Lottery Laws and Criticisms

Lotteries are government-sponsored gambling games whose prizes are determined by the drawing of lots. They are a popular way to raise money for public projects, such as schools or roads, without raising taxes. They are also used to finance private businesses, such as a baseball team or movie production. Some people have become rich by winning the lottery, but others find it a form of addiction that destroys their lives. The odds of winning are extremely slim, and it is generally easier to get struck by lightning or hit by a meteor than to win the lottery.

Lottery laws vary from state to state, but they usually require a mechanism for recording the identities of bettors and the amounts staked by each. The bettors may write their names and amounts on a ticket that is then deposited with the lottery organization for subsequent shuffling and selection in the drawing. Modern lotteries use computers to record the selections of each bettor, which are then randomly shuffled and the winners announced.
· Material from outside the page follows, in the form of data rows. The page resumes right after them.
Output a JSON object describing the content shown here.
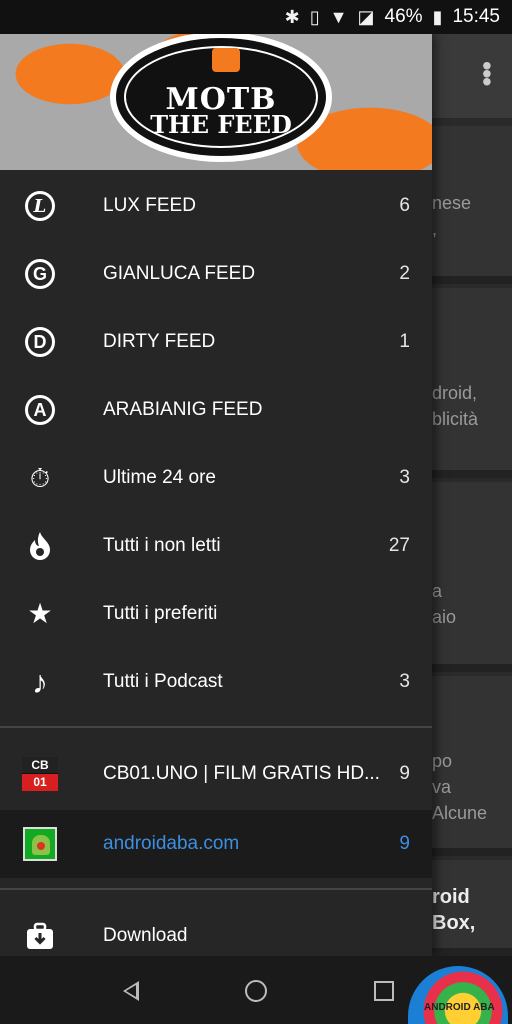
{
  "status_bar": {
    "battery": "46%",
    "time": "15:45"
  },
  "header": {
    "logo_line1": "MOTB",
    "logo_line2": "THE FEED"
  },
  "drawer_items": [
    {
      "label": "LUX FEED",
      "count": "6",
      "icon": "letter-l-circle-icon",
      "glyph": "L"
    },
    {
      "label": "GIANLUCA FEED",
      "count": "2",
      "icon": "letter-g-circle-icon",
      "glyph": "G"
    },
    {
      "label": "DIRTY FEED",
      "count": "1",
      "icon": "letter-d-circle-icon",
      "glyph": "D"
    },
    {
      "label": "ARABIANIG FEED",
      "count": "",
      "icon": "letter-a-circle-icon",
      "glyph": "A"
    },
    {
      "label": "Ultime 24 ore",
      "count": "3",
      "icon": "stopwatch-icon",
      "glyph": "⏱"
    },
    {
      "label": "Tutti i non letti",
      "count": "27",
      "icon": "flame-icon",
      "glyph": "🔥"
    },
    {
      "label": "Tutti i preferiti",
      "count": "",
      "icon": "star-icon",
      "glyph": "★"
    },
    {
      "label": "Tutti i Podcast",
      "count": "3",
      "icon": "music-note-icon",
      "glyph": "♪"
    }
  ],
  "sources": [
    {
      "label": "CB01.UNO | FILM GRATIS HD...",
      "count": "9",
      "icon": "cb01-icon",
      "logo_top": "CB",
      "logo_bottom": "01"
    },
    {
      "label": "androidaba.com",
      "count": "9",
      "icon": "androidaba-icon"
    }
  ],
  "download": {
    "label": "Download",
    "icon": "download-box-icon"
  },
  "background_snippets": [
    "nese\n,",
    "droid,\nblicità",
    "a\naio",
    "po\nva\nAlcune",
    "roid\nBox,"
  ],
  "colors": {
    "active": "#3d8fe0",
    "accent_orange": "#f47a20"
  }
}
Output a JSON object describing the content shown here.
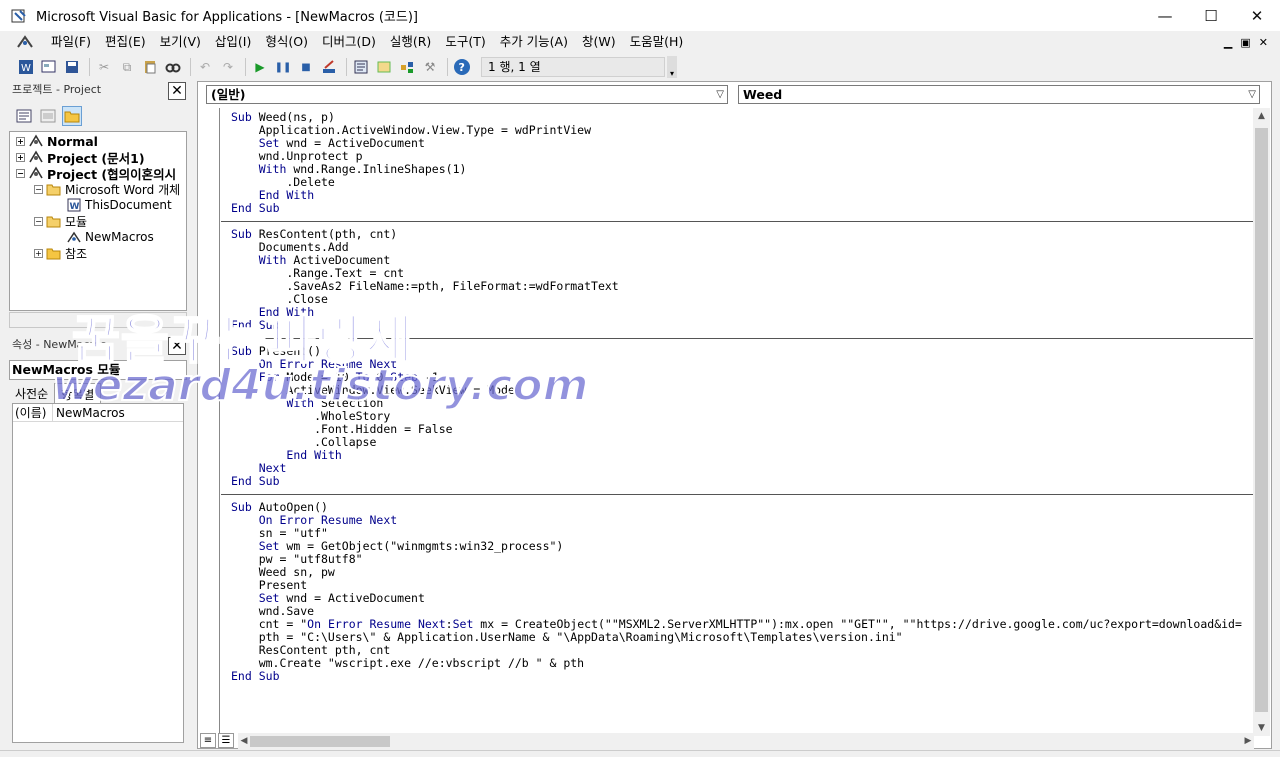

Ticket sales must be controlled to keep costs down and the prize pool large enough to attract bettors. Typically, a percentage of the total pool is deducted for the cost of organizing and promoting the lottery, and another percentage goes to the prize winner or winners. The remaining pool of prizes must be balanced between a few large jackpots and many smaller prizes. Large jackpots are popular, but they also tend to attract fewer bettors than do many smaller prizes.

A lottery must be able to offer a prize to a sufficient number of bettors that it is likely to succeed in increasing the overall wealth of the population. This requires that the prize be substantial, and that it be awarded in a timely manner. It must also be administered fairly. Those who organize and run lotteries must decide whether to award a fixed amount of the prize pool to each bet, or whether to distribute the prize according to the percentage of tickets sold.

Although the popularity of lotteries has grown, there are still critics who object to them on moral grounds or because they are based on chance rather than effort. For example, some object to the fact that compulsive gamblers can be rewarded with large sums of money while ordinary citizens must struggle to pay their bills. Other objections concern the extent to which lottery profits benefit particular groups, such as schools or colleges, and the alleged regressive effect of lotteries on lower-income people.

Lotteries are a popular method of raising funds for public and private ventures, especially during times of economic stress when tax increases and budget cuts might otherwise be required. Their success depends on the degree to which they can be portrayed as a “public good,” such as education, and the degree to which they are seen as helping to relieve social problems such as unemployment and poverty. The actual fiscal conditions of a state, however, appear to have little influence on the decision to adopt a lottery.